START SUPPLIED ENTRIES
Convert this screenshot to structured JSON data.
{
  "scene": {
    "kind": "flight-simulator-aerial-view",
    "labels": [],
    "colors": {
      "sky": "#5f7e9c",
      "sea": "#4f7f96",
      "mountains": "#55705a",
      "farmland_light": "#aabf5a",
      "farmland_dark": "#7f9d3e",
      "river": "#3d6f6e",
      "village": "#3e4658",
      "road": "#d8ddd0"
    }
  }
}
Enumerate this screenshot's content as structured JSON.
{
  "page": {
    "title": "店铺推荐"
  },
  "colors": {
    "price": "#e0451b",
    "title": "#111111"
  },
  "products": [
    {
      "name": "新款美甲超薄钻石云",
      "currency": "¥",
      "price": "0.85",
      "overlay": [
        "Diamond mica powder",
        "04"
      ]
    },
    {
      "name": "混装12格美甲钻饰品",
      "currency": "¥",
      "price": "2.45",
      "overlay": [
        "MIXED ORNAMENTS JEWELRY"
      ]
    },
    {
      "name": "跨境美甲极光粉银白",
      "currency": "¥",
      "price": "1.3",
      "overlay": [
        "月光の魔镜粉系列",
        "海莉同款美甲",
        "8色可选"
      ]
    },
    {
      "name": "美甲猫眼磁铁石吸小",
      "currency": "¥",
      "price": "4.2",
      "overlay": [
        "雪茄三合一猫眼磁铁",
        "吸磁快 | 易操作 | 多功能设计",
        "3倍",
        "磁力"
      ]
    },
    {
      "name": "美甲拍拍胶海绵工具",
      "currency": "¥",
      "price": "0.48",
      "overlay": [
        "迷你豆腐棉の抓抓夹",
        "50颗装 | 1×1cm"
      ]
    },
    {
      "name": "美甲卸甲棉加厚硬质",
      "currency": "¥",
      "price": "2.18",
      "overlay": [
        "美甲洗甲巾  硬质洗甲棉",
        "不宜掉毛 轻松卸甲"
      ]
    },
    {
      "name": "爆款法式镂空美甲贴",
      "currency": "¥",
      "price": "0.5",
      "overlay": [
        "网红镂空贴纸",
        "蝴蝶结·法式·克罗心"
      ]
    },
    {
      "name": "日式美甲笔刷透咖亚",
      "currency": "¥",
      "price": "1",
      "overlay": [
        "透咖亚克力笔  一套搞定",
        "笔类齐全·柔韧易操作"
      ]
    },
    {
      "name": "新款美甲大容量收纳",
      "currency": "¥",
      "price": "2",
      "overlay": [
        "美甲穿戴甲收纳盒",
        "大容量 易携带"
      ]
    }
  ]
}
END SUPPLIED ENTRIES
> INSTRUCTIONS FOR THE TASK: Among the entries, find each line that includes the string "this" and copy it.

> ANSWER AREA:
Convert this screenshot to structured JSON data.
Enumerate this screenshot's content as structured JSON.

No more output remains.